● About this exercise
What you return should be the lines of the data containing "receive", each in full.

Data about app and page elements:
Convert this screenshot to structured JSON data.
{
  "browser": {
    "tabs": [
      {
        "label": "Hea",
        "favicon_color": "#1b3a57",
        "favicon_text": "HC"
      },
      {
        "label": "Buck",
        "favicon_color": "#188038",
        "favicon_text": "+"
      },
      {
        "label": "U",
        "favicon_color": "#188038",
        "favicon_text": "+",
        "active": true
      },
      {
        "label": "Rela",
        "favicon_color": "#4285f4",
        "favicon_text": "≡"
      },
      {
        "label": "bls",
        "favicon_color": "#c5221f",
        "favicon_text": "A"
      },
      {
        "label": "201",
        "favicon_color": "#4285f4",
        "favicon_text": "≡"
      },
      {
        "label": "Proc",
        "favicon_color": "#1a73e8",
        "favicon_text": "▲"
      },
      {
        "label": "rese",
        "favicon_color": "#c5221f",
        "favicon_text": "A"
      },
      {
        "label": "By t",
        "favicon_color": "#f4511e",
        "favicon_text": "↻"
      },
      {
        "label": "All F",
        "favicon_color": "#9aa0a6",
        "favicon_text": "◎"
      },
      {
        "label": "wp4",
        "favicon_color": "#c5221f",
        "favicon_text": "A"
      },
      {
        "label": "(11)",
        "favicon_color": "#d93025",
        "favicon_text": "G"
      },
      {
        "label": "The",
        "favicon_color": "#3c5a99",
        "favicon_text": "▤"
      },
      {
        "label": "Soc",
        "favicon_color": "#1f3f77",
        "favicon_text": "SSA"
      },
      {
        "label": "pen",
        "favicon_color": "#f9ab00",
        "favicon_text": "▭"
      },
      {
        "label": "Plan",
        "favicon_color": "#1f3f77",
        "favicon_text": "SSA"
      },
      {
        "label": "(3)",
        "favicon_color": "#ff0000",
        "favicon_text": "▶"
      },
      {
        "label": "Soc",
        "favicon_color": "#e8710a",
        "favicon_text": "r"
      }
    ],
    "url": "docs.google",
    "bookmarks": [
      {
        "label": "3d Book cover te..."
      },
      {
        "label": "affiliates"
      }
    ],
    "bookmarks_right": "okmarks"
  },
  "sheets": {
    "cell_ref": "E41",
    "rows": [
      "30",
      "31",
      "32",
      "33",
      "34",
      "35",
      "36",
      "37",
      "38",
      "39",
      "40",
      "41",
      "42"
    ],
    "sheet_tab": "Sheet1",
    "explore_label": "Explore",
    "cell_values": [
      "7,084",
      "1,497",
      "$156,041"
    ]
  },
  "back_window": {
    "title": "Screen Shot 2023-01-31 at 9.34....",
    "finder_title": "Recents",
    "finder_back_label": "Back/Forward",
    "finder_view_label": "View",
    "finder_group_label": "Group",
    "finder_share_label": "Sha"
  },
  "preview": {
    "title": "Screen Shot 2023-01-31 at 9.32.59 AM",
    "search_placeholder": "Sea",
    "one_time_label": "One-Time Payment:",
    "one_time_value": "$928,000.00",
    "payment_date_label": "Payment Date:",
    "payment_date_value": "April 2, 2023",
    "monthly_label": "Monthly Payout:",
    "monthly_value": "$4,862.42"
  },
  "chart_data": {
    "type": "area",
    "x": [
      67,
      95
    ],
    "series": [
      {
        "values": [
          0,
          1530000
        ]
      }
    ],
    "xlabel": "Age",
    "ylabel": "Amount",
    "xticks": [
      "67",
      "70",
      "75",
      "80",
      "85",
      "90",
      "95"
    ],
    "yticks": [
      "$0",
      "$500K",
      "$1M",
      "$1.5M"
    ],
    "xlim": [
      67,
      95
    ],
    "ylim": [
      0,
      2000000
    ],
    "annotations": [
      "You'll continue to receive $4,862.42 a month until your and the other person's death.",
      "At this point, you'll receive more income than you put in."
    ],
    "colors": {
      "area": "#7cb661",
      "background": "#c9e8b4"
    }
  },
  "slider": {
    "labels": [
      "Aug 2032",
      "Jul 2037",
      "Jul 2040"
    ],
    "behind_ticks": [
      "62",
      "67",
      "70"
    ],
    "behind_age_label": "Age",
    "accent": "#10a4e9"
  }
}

● Exercise response
      "You'll continue to receive $4,862.42 a month until your and the other person's death.",
      "At this point, you'll receive more income than you put in."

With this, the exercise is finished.